What to Look for in Oil Paint Brands


As with all art supplies, oil paints come in a variety of prices. High-quality, expensive paints will be more vibrant, longer lasting, and less likely to dry quickly than their cheaper counterparts. But you can still find affordable options that perform well.

The price you pay should be based on your experience level and how often you plan to use your paints. "Typically the super cheap options means less pigment and more filler," says Chicago-based painter Yola Pilch. However, these may be suitable for artists just starting out.

On the other hand, professionals may be comfortable spending more money because they plan to use the products more often. No matter your budget or skill level, you can find an oil paint option that's perfect for you.


The difference between low-quality and high-quality paints is their vibrancy, or brightness. More vibrant oil paints will likely cost more because they are often made from a pure single pigment source. These will lead to brighter colors overall. Oftentimes, the brighter the paints, the less you will need to use at one time. Vibrant colors go a long way for a little dot, often justifying the high price tag.

"I always look for a professional-grade oil paints," says Struk, "as they have higher pigment concentration." She shares that you don't have to be a professional to start oil painting and you only need a few colors to begin. "It doesn’t matter if you are a beginner or a professional; you only need several tubes of paint—seven exactly. This is a starting point for those who are learning how to mix colors," she says.


Different brands use different materials to create their oil paints that can affect how the paints perform. Safflower oil prevents yellowing over time, but can often lead to separation. Walnut oil can be a more environmentally friendly option without a strong scent, but can cause the paints to dry out more quickly. Poppyseed oil prevents yellowing and wrinkling.

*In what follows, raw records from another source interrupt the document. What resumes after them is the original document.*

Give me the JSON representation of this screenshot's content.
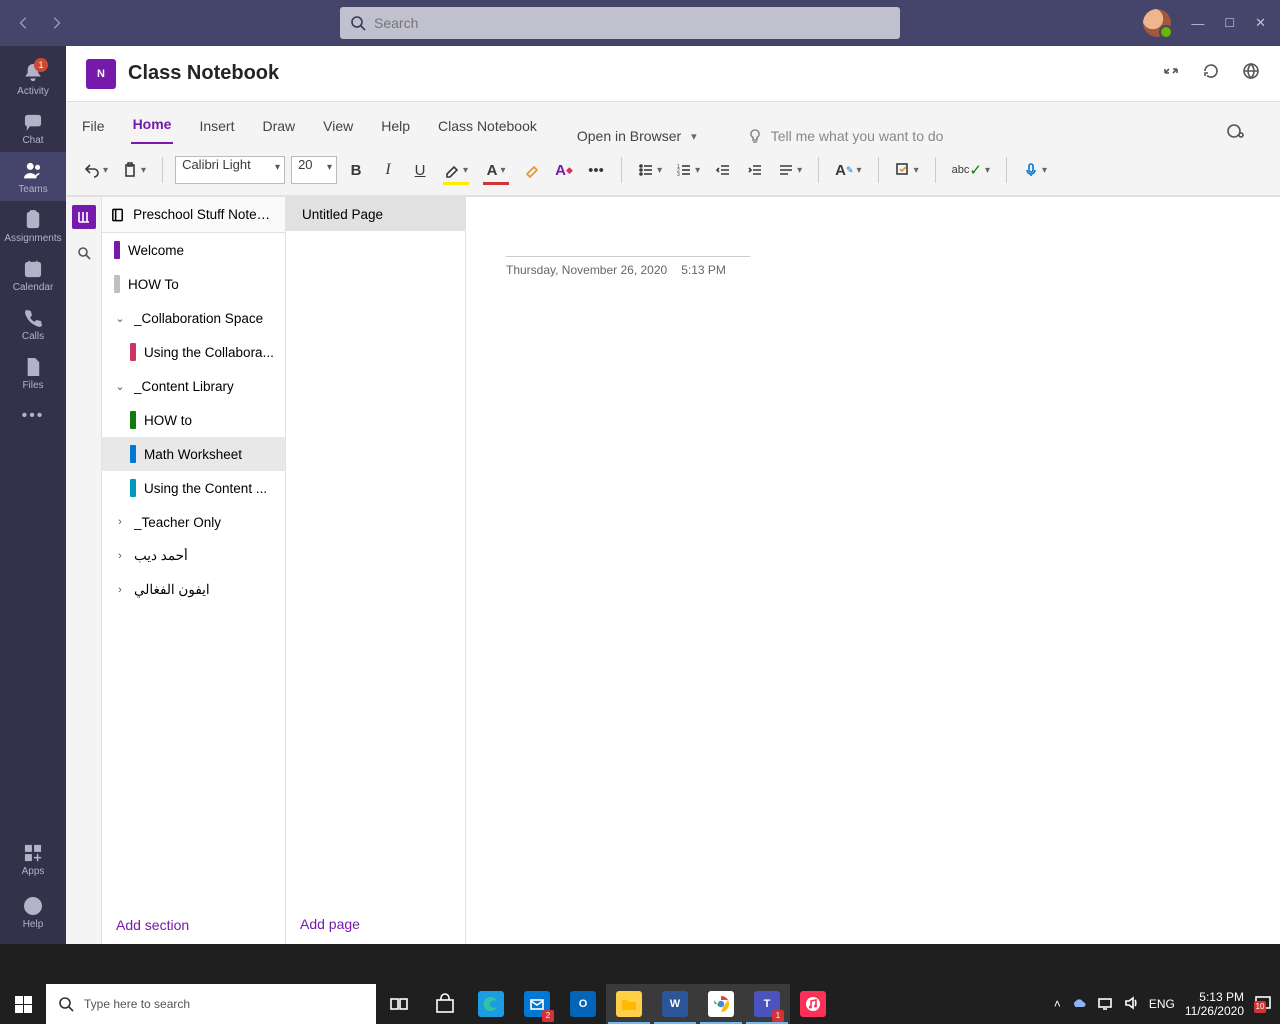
{
  "titlebar": {
    "search_placeholder": "Search"
  },
  "rail": {
    "items": [
      {
        "label": "Activity",
        "badge": "1"
      },
      {
        "label": "Chat"
      },
      {
        "label": "Teams"
      },
      {
        "label": "Assignments"
      },
      {
        "label": "Calendar"
      },
      {
        "label": "Calls"
      },
      {
        "label": "Files"
      }
    ],
    "apps_label": "Apps",
    "help_label": "Help"
  },
  "tab": {
    "title": "Class Notebook",
    "icon_text": "N"
  },
  "ribbon": {
    "tabs": [
      "File",
      "Home",
      "Insert",
      "Draw",
      "View",
      "Help",
      "Class Notebook"
    ],
    "active_index": 1,
    "open_in_browser": "Open in Browser",
    "tellme": "Tell me what you want to do"
  },
  "toolbar": {
    "font_name": "Calibri Light",
    "font_size": "20"
  },
  "notebook": {
    "title": "Preschool Stuff Notebook",
    "sections": [
      {
        "label": "Welcome",
        "color": "#7719aa",
        "kind": "section"
      },
      {
        "label": "HOW To",
        "color": "#bfbfbf",
        "kind": "section"
      },
      {
        "label": "_Collaboration Space",
        "kind": "group",
        "expanded": true
      },
      {
        "label": "Using the Collabora...",
        "color": "#d13460",
        "kind": "section",
        "indent": true
      },
      {
        "label": "_Content Library",
        "kind": "group",
        "expanded": true
      },
      {
        "label": "HOW to",
        "color": "#107c10",
        "kind": "section",
        "indent": true
      },
      {
        "label": "Math Worksheet",
        "color": "#0078d4",
        "kind": "section",
        "indent": true,
        "selected": true
      },
      {
        "label": "Using the Content ...",
        "color": "#0099bc",
        "kind": "section",
        "indent": true
      },
      {
        "label": "_Teacher Only",
        "kind": "group",
        "expanded": false
      },
      {
        "label": "أحمد ديب",
        "kind": "group",
        "expanded": false
      },
      {
        "label": "ايفون الفغالي",
        "kind": "group",
        "expanded": false
      }
    ],
    "add_section": "Add section",
    "pages": {
      "items": [
        {
          "label": "Untitled Page",
          "selected": true
        }
      ],
      "add_page": "Add page"
    },
    "page": {
      "date": "Thursday, November 26, 2020",
      "time": "5:13 PM"
    }
  },
  "taskbar": {
    "search_placeholder": "Type here to search",
    "apps": [
      {
        "name": "task-view"
      },
      {
        "name": "store"
      },
      {
        "name": "edge"
      },
      {
        "name": "mail",
        "badge": "2"
      },
      {
        "name": "outlook"
      },
      {
        "name": "file-explorer",
        "active": true
      },
      {
        "name": "word",
        "active": true
      },
      {
        "name": "chrome",
        "active": true
      },
      {
        "name": "teams",
        "active": true,
        "badge": "1"
      },
      {
        "name": "itunes"
      }
    ],
    "lang": "ENG",
    "clock_time": "5:13 PM",
    "clock_date": "11/26/2020",
    "notif_badge": "10"
  }
}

Most oil paints use linseed oil, which slows down the drying rate of paints so the artist has more time to work with it.

All of these ingredients have advantages and disadvantages. Just consider the factors that are most important to you when painting and look for a composition that correlates.

"As far as composition, it's good to look at the opacity or transparency of the paint," says Pilch. She explains that if you are painting over something, you will do it more quickly using an opaque color versus a semitransparent one.

Ultimately, the materials will determine the consistency and texture of the paints, and every artist may have a different preference. "Some paints are thicker than others, and it’s up to us to decide what consistency we like," Struk shares.

Why Trust the Spruce Crafts?

Madeleine Burry is a dedicated crafter. She’s written for the Spruce brands since 2019, covering crafts, pets, kitchenware, and home furnishings. You’ll find her writing on a wide array of sites, including Apartment Therapy, the Kitchn, Women’s Health, Livestrong, and others.

Additional reporting was done by Julia Fields, a lifestyle writer for The Spruce brands covering all things surrounding toys, gifts, and the holidays. She's also covered similar topics in other roles, including toy reviews, product roundups, expert-focused articles, and more.

Expert advice was provided by Chicago-based painted Yola Pilch and Los Angeles-based fashion illustrator and oil painter Sofia Struk.